(Extracted data entries)
════════

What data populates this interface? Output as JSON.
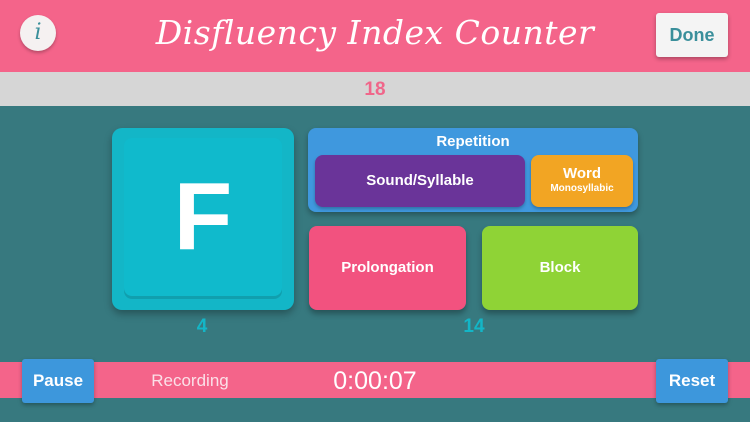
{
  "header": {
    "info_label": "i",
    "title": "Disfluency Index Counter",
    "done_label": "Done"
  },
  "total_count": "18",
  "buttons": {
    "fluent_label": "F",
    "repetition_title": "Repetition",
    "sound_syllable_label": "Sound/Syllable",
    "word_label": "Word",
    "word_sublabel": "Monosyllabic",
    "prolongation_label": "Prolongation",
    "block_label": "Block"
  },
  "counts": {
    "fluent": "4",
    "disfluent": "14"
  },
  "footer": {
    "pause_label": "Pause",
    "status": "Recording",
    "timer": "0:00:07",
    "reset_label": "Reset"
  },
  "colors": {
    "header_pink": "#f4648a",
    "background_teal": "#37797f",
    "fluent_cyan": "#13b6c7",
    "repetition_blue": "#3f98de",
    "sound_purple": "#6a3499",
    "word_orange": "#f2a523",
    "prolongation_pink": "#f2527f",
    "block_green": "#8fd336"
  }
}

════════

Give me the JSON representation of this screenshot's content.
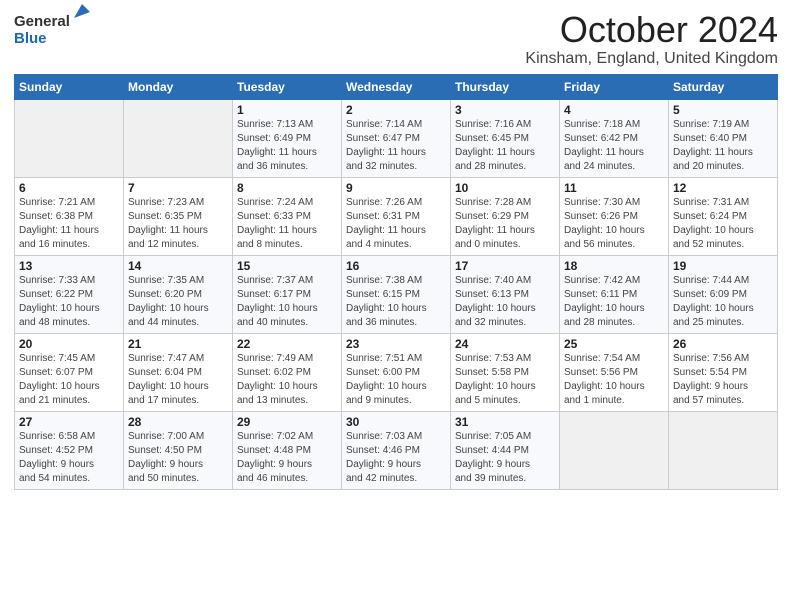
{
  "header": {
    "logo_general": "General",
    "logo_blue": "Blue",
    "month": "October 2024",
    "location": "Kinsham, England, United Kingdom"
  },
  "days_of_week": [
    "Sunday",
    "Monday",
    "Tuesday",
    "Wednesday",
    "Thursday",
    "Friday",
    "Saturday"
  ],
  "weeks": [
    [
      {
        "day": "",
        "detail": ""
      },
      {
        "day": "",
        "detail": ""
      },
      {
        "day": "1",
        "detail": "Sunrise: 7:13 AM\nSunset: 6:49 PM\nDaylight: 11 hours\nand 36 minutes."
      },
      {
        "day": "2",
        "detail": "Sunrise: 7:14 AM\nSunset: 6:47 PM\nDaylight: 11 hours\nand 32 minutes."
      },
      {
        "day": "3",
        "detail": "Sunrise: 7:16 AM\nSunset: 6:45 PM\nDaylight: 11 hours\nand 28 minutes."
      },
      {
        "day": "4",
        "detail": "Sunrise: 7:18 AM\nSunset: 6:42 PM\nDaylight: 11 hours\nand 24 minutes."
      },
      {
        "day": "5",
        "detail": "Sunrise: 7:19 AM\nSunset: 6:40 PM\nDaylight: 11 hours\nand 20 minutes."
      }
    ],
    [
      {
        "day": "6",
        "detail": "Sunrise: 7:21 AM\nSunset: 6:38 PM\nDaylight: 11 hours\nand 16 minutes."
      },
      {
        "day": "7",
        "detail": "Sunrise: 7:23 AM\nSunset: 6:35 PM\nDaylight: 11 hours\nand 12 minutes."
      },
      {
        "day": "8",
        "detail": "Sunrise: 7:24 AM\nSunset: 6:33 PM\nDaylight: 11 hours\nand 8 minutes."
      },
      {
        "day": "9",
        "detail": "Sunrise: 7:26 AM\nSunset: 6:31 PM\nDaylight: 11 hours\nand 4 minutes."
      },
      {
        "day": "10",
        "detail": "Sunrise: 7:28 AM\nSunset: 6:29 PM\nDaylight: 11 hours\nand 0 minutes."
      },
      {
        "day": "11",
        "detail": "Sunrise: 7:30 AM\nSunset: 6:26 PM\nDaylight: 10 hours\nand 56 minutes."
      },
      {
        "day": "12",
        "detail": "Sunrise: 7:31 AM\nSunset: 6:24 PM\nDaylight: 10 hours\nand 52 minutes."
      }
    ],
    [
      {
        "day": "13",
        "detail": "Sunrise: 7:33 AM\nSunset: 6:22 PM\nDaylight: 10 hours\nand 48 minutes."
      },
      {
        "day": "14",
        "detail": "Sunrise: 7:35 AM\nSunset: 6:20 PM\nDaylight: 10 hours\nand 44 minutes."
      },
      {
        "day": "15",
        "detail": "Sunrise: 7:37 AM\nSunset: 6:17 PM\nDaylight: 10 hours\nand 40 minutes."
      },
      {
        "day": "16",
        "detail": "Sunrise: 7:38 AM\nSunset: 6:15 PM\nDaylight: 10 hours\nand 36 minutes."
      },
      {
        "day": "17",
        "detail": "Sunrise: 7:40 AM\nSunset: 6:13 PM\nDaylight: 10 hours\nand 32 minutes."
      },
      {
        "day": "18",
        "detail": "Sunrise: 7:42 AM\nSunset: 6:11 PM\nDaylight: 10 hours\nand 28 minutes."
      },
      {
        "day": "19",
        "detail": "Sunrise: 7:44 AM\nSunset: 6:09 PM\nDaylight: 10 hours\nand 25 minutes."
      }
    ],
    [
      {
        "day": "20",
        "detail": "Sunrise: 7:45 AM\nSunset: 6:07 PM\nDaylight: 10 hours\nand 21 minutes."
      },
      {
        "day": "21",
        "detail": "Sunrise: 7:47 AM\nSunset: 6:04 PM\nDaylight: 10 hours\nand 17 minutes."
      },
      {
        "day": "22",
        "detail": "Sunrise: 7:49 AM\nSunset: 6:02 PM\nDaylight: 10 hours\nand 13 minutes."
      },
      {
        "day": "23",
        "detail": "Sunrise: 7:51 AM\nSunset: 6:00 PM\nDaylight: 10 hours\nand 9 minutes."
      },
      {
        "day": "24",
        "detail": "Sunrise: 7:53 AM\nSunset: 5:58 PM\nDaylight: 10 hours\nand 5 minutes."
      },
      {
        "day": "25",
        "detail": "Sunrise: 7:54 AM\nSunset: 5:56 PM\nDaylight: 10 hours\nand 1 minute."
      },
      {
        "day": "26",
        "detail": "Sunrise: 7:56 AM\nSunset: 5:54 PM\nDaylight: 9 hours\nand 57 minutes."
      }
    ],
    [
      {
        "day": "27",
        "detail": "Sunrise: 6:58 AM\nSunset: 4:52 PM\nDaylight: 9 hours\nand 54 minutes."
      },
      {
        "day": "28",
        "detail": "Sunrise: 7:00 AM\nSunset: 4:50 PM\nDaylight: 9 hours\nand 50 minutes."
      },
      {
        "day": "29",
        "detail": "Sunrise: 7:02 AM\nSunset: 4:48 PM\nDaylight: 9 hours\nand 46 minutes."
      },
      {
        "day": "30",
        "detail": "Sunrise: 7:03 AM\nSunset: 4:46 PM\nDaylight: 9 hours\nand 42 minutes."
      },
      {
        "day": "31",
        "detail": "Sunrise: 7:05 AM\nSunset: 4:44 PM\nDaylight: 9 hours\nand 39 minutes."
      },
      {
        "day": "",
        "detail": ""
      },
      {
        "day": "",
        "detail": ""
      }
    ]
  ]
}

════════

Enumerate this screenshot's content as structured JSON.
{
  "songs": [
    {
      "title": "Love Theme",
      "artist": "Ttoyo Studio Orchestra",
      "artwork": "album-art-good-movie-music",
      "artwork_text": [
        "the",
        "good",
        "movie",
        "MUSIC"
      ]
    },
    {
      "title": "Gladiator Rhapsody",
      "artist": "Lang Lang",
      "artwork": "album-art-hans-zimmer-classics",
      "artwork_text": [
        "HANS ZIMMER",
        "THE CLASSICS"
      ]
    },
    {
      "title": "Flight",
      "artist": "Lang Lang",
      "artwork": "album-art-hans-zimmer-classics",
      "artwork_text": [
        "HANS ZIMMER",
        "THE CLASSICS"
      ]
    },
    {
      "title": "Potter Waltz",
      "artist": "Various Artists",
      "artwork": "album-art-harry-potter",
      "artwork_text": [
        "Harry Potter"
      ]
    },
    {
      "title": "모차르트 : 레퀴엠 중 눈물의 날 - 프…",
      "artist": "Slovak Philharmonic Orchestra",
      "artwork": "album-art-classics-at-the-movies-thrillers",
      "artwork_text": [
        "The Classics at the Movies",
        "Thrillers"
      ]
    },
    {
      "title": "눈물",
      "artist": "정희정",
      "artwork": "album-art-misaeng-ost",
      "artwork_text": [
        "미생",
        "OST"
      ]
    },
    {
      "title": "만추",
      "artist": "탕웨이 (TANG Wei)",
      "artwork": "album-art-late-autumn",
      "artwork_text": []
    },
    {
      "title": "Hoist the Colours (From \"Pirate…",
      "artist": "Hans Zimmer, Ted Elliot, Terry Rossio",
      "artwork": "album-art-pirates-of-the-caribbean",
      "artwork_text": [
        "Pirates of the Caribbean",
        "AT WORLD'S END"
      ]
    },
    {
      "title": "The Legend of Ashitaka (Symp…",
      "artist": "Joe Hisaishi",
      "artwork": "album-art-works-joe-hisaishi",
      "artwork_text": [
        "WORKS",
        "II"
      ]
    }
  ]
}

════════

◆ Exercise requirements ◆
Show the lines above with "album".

◆ Response to the task ◆
      "artwork": "album-art-good-movie-music",
      "artwork": "album-art-hans-zimmer-classics",
      "artwork": "album-art-hans-zimmer-classics",
      "artwork": "album-art-harry-potter",
      "artwork": "album-art-classics-at-the-movies-thrillers",
      "artwork": "album-art-misaeng-ost",
      "artwork": "album-art-late-autumn",
      "artwork": "album-art-pirates-of-the-caribbean",
      "artwork": "album-art-works-joe-hisaishi",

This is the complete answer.